My, my, what a surprise. “Harry Potter,” one of the biggest films of the year, is finally upon us, and John Williams, of all people, provides the musical accompaniment. With nearly 80 film soundtracks under his belt, Williams has certainly become the most prolific film composer of the last 25 years. While the music from “Harry Potter” is further proof of Williams” supremacy, it fails to break any new ground for the composer and take on a life apart from the film.
Movie critics have lauded director Chris Columbus for making “Harry Potter” so faithful to the book, and likewise, Williams” score is remarkably well-tailored for the film. In typical Williams fashion, the opening track begins with a harrowing yet playful xylophone theme that carries throughout the score. This theme, which transfers over to the strings and brass in later tracks, sets the tone for the world of Harry Potter. Williams” orchestration is adept at conveying the dark undertones of Potter”s adventures, shrouding the film in a low, lyrical cello and mellow flute.
You might leave the theater humming “Hedwig”s Theme,” but may also ask yourself if you”ve heard it before. Williams does quite a bit of recycling from previous scores, most notably “Jurassic Park,” “Raiders of the Lost Ark” and “Angela”s Ashes.” Considerable trumpet fanfare is almost a given in a Williams soundtrack and you”ll find plenty of it on tracks such as “Harry”s Wonderous World.” These brass themes instantly remind one of the closing scenes to “Jurassic Park,” flying above a dinosaur-infested island in a helicopter. The audience has left Isla Nublar but Williams has failed to take notice in his music.

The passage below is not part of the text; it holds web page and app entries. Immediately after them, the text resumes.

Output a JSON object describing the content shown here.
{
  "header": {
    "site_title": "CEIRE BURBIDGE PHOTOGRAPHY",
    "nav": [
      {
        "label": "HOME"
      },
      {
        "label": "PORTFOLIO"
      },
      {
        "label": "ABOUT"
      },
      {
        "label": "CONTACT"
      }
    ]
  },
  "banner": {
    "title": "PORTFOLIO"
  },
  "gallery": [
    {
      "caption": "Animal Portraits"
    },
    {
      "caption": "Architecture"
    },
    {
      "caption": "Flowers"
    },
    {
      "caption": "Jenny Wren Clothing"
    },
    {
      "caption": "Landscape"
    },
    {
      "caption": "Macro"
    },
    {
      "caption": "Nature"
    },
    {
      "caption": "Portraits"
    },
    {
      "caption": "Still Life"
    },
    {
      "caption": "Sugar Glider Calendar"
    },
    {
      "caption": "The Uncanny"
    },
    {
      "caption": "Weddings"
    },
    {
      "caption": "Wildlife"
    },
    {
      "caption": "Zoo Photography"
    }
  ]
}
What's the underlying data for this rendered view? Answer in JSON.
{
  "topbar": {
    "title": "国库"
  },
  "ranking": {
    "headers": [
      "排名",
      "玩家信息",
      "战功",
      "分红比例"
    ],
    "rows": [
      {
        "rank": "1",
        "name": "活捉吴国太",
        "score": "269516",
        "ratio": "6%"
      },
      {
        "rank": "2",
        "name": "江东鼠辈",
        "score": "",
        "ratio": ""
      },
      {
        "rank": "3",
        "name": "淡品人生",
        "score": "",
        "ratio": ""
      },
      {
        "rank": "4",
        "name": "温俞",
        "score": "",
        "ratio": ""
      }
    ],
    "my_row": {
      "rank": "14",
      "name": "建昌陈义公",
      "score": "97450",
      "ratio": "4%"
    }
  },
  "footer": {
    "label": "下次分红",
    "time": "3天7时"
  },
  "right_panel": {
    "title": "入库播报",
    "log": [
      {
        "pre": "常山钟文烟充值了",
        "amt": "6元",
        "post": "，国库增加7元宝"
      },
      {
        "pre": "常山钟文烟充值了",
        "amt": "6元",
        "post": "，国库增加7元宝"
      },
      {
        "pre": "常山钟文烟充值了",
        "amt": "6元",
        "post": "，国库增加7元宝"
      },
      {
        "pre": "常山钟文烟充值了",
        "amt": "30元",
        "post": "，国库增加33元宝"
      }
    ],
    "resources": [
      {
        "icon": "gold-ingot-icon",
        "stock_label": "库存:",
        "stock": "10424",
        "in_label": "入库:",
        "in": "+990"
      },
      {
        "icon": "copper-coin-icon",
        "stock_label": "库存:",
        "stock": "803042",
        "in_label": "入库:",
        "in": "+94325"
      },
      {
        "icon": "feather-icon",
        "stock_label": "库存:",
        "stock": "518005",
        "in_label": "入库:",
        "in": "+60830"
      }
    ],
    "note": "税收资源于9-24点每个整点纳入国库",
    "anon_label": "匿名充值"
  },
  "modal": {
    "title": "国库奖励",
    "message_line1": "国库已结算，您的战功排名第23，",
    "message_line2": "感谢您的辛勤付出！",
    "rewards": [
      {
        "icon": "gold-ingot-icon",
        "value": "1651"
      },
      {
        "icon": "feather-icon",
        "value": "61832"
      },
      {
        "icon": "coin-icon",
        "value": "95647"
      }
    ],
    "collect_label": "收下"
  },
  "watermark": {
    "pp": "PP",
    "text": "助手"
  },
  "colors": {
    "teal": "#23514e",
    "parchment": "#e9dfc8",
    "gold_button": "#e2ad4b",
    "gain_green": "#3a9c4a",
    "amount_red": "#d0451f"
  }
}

On the other hand, Williams often blesses his score with tracks such as “The Quidditch Match,” which perfectly captures the frenzy of the fast-paced game. Here, the whirling, flying athletes onscreen are matched by Williams” scurrying violins and schizophrenic brass choir. But on the whole, Williams seems to want to play it safe the soundtrack to “Harry Potter” is remarkably tame and lacks the emotional fire needs to become a classic.